▶ Requirement
Which lines below include "Portale"? Copy them all.

━━━ Data supplied

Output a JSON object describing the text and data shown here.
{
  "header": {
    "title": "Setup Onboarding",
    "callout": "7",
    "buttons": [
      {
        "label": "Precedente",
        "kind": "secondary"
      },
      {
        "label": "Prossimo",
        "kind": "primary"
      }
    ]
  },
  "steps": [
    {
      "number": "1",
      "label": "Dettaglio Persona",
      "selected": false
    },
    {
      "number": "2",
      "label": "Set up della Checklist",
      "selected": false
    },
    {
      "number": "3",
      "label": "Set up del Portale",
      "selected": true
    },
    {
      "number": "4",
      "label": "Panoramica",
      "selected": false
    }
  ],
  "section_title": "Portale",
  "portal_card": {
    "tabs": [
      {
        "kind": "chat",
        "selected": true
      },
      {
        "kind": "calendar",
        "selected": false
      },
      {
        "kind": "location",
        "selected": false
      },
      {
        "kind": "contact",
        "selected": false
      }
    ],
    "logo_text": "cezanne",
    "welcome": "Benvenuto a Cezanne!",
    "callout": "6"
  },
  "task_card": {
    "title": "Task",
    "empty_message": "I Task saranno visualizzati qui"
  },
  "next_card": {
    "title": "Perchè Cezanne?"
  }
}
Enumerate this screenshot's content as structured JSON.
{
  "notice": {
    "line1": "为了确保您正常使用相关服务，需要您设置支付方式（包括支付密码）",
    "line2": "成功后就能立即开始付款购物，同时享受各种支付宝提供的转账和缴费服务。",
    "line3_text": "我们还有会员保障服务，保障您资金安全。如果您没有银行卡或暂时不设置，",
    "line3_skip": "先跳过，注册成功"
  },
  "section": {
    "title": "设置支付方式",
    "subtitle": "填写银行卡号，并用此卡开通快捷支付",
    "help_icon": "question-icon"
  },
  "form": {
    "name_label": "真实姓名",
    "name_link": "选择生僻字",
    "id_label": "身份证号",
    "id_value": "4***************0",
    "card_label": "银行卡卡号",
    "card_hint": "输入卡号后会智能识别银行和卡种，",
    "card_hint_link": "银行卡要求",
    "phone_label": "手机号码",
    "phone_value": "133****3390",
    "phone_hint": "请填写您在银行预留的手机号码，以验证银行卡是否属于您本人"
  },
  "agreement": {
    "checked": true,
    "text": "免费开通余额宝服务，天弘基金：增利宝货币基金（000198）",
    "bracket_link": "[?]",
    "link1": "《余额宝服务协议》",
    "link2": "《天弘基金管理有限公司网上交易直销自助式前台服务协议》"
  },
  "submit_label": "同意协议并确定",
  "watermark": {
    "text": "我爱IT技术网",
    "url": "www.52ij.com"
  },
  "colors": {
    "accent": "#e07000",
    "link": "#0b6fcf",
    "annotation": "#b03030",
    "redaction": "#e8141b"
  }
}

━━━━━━

▶ Solved exercise
      "label": "Set up del Portale",
  "section_title": "Portale",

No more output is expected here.